- **About this exercise**: Count how many lines in the data hold "values". Only the number.

- **Data about app and page elements**:
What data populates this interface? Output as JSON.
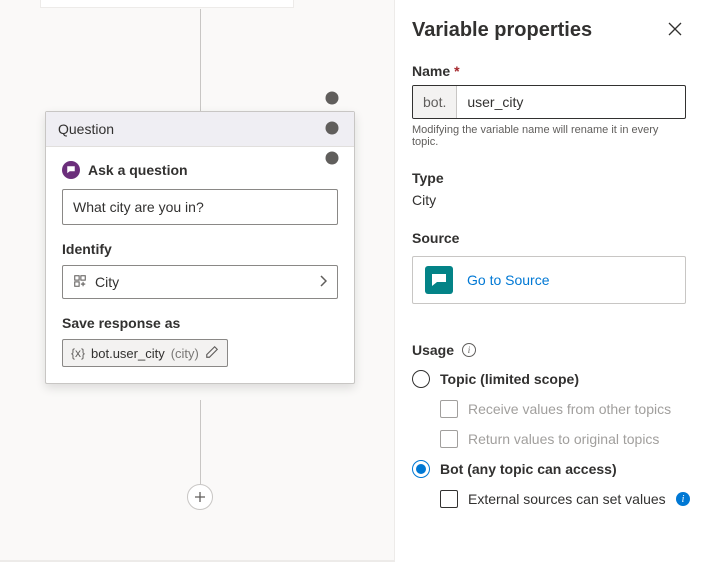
{
  "card": {
    "header": "Question",
    "ask_label": "Ask a question",
    "question_text": "What city are you in?",
    "identify_label": "Identify",
    "identify_value": "City",
    "save_label": "Save response as",
    "chip_prefix": "{x}",
    "chip_name": "bot.user_city",
    "chip_type": "(city)"
  },
  "panel": {
    "title": "Variable properties",
    "name_label": "Name",
    "name_prefix": "bot.",
    "name_value": "user_city",
    "name_helper": "Modifying the variable name will rename it in every topic.",
    "type_label": "Type",
    "type_value": "City",
    "source_label": "Source",
    "source_link": "Go to Source",
    "usage_label": "Usage",
    "topic_option": "Topic (limited scope)",
    "receive_option": "Receive values from other topics",
    "return_option": "Return values to original topics",
    "bot_option": "Bot (any topic can access)",
    "external_option": "External sources can set values"
  }
}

- **Response to this task**: 3